Texas Leads The Nation in Pollution

With temperatures in our area dipping into the single digits tonight, global warming is probably the last thing on anyone's mind.

But the rest of the nation is pointing its finger at Texas as the biggest polluter in the country.

You can't drive down any Texas road without seeing a great big pickup truck or SUV.

Texans' affection for gas-guzzling vehicles has helped the Lone Star State gain the title of biggest carbon polluter in the country.

The United States Energy Information Administration reports Texas put 670 million metric tons of carbon dioxide into the atmosphere in 2003.

That is more than what was put out by California and Pennsylvania, the second and third ranking states, combined.

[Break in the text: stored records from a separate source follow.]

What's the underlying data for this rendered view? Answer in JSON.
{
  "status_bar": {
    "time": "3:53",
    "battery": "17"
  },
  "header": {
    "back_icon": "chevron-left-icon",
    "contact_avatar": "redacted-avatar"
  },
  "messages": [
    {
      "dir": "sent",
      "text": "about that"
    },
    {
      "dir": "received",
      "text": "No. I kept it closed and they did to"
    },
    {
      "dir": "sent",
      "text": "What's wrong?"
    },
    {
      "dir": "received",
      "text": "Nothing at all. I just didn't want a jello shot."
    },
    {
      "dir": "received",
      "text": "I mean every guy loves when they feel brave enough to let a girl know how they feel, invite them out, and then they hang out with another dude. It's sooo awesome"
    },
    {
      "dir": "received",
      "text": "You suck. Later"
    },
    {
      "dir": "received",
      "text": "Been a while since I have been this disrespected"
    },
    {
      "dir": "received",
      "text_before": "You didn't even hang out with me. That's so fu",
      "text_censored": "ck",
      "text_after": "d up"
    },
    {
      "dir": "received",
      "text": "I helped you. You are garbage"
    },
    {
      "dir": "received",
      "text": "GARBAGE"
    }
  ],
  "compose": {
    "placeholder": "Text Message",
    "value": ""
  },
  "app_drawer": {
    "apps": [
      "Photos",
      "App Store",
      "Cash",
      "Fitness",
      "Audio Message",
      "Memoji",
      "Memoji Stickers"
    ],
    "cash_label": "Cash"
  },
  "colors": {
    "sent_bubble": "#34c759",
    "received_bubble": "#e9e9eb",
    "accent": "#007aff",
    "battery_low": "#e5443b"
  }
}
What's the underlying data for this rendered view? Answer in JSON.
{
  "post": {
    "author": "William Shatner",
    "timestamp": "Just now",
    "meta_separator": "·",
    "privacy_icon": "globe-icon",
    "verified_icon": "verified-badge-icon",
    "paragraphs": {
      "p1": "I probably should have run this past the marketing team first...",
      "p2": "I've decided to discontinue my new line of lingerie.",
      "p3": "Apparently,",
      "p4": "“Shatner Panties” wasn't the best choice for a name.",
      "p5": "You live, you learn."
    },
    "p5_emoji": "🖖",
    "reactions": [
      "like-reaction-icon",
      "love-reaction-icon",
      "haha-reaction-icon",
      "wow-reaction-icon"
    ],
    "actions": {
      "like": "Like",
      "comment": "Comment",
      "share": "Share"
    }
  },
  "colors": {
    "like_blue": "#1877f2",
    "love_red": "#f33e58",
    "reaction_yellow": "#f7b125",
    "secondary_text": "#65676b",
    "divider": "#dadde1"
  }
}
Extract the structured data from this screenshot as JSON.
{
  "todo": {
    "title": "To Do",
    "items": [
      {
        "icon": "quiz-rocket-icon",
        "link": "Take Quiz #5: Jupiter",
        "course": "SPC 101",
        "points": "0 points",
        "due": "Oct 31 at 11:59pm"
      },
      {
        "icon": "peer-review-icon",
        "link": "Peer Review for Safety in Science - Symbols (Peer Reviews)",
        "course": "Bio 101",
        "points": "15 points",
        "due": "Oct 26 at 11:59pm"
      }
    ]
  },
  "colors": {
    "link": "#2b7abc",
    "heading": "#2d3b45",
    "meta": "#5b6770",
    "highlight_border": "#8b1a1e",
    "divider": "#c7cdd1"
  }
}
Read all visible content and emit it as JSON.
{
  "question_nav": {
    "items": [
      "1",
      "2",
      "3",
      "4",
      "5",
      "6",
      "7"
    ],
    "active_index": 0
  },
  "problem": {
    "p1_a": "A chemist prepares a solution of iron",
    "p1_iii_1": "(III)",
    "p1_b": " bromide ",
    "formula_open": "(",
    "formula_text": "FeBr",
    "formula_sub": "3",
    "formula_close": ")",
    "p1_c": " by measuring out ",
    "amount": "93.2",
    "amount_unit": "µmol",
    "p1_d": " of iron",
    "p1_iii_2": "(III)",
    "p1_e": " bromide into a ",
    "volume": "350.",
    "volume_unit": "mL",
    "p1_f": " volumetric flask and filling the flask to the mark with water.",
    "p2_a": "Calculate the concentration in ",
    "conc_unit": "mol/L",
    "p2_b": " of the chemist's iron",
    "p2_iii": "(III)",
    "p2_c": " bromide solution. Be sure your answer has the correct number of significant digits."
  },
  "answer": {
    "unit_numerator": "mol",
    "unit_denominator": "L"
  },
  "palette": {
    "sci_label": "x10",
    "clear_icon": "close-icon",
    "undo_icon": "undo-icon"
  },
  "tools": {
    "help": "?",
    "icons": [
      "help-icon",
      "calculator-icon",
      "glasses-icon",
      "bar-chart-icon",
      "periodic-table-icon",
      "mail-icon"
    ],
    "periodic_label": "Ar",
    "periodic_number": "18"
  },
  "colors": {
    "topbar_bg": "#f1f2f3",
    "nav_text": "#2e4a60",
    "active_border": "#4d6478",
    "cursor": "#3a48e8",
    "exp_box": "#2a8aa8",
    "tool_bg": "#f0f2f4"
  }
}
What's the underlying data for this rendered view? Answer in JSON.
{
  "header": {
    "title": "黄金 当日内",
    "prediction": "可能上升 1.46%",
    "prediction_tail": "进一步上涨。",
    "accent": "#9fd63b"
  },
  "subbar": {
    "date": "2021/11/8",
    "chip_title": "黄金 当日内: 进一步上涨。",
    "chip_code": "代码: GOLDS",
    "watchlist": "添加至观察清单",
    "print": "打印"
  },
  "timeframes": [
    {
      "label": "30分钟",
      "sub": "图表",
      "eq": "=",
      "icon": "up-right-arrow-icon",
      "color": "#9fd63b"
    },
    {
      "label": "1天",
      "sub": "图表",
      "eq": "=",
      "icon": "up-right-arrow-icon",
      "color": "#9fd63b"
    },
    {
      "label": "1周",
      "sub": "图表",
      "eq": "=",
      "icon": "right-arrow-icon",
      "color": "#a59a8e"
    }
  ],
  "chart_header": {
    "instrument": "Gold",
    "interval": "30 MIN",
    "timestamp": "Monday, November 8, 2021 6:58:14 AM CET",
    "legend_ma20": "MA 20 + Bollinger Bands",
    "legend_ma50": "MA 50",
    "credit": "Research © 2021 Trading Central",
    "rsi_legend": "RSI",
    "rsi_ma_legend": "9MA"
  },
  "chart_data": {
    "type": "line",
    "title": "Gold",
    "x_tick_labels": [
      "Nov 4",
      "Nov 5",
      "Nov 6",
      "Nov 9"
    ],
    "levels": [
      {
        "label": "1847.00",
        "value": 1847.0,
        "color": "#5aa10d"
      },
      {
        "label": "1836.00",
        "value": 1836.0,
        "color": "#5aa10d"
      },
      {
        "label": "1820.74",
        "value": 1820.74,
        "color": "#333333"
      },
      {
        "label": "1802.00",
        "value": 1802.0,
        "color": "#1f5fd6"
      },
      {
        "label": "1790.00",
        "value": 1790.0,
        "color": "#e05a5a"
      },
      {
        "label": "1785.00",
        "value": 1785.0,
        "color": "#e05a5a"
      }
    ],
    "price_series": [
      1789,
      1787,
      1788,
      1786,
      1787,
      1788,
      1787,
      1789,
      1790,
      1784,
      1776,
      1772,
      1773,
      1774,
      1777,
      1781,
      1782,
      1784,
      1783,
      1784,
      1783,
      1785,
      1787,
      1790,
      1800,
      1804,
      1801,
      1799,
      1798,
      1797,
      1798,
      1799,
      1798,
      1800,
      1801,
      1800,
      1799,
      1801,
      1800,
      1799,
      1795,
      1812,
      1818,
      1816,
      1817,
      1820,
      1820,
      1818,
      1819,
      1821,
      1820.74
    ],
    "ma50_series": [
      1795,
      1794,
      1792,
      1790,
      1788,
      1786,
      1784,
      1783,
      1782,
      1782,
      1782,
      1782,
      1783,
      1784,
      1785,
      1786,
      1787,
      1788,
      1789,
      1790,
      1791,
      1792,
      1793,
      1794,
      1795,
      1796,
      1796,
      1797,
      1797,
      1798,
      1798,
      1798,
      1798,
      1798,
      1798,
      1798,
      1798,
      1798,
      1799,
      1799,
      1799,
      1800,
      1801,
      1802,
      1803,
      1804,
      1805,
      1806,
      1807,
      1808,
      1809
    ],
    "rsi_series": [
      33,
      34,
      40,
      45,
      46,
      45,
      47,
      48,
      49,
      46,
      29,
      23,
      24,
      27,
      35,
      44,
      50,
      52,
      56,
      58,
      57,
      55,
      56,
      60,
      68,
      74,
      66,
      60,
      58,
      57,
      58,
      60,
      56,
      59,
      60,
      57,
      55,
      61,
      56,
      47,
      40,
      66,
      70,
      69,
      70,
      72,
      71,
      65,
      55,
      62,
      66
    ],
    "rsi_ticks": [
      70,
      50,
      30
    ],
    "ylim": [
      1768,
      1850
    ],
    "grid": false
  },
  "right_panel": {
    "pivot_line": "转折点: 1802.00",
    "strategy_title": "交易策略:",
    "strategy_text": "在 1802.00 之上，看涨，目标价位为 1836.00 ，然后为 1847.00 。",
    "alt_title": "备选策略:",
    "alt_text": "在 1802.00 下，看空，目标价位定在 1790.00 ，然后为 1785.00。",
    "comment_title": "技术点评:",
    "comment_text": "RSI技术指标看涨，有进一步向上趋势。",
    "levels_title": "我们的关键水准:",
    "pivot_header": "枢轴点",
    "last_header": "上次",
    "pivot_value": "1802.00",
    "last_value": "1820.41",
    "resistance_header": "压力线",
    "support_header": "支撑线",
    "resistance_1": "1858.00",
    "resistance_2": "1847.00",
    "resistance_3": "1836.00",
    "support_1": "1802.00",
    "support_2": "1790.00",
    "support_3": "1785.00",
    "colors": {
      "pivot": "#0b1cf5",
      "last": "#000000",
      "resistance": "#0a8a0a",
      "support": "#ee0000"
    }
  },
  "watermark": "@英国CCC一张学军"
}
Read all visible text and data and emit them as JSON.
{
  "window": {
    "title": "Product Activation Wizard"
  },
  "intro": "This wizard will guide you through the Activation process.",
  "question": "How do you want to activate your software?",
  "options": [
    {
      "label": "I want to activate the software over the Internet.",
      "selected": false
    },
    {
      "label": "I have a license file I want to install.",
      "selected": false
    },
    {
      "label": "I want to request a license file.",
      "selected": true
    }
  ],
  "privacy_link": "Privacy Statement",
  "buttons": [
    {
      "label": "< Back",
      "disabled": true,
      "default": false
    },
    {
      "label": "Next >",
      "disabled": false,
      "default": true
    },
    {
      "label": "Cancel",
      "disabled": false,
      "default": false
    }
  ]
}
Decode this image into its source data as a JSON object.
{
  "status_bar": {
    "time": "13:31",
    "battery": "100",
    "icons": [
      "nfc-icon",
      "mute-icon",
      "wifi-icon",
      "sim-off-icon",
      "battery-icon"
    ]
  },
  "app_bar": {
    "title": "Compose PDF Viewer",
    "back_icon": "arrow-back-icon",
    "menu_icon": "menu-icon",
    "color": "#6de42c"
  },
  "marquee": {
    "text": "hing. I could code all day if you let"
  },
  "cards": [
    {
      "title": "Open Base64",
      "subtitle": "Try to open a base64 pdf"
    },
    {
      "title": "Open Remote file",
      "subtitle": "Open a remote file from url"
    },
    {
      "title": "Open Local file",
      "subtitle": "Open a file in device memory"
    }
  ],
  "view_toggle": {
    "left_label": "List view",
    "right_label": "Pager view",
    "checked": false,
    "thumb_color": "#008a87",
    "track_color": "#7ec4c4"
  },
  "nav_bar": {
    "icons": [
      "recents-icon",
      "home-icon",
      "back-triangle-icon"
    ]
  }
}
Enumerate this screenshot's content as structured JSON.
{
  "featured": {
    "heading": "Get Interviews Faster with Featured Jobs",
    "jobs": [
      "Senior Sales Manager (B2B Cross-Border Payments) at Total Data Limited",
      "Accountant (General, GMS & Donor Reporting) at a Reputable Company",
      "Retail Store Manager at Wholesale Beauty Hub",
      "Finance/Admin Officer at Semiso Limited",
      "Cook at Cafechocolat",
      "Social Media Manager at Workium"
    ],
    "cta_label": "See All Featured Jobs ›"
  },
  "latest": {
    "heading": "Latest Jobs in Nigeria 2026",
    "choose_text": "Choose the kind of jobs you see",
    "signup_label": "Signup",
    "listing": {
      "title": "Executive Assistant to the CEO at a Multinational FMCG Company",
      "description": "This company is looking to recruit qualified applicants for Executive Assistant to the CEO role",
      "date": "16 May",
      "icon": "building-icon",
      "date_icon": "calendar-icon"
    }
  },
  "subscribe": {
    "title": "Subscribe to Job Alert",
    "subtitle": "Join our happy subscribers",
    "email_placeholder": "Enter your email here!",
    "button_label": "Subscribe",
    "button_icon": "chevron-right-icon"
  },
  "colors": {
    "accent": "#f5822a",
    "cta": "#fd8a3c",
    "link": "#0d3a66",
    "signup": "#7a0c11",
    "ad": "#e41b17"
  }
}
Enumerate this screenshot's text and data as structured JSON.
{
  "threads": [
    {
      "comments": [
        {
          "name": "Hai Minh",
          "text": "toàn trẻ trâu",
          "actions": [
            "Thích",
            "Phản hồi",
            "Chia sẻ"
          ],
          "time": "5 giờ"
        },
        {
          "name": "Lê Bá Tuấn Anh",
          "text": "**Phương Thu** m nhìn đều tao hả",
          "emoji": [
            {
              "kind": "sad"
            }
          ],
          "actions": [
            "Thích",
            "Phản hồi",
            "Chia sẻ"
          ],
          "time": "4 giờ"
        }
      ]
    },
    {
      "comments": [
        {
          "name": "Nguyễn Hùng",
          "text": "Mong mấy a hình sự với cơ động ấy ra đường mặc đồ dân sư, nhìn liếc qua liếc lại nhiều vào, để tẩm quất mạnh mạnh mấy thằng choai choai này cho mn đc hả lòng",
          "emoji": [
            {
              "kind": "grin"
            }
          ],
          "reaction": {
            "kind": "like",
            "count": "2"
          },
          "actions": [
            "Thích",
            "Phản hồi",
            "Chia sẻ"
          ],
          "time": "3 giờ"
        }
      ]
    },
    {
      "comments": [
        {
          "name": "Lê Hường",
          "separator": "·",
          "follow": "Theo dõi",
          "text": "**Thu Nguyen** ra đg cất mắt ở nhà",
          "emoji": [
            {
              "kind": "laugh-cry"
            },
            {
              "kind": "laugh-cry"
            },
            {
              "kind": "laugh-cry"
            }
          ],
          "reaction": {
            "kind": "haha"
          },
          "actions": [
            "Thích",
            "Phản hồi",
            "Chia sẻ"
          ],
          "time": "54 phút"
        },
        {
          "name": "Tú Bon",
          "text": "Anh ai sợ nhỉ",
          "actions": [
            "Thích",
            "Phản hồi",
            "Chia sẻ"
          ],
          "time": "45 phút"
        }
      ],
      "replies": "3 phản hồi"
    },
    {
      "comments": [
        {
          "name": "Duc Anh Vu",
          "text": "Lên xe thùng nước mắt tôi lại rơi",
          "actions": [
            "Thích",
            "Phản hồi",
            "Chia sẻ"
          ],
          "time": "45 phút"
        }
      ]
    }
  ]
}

There are several reasons for Texas' large carbon footprint, one of them being the state's 19 coal burning plants. Texas leads the nation in coal consumption. Our per-capita use of electricity in homes is higher than the national average.

The state's dozens of oil refineries and chemical plants also contribute to its pollution.

Another reason, Texas-sized vehicles. The state has more than 20 million registered vehicles.  One in four of those is a pickup truck. Transportation was 28 percent of texas' carbon emissions in 2003.

A poll by the pew research center found nationally, less than 50 percent of Americans say global warming should be immediately addressed.

In Texas, fewer than four percent see it as a pressing issue.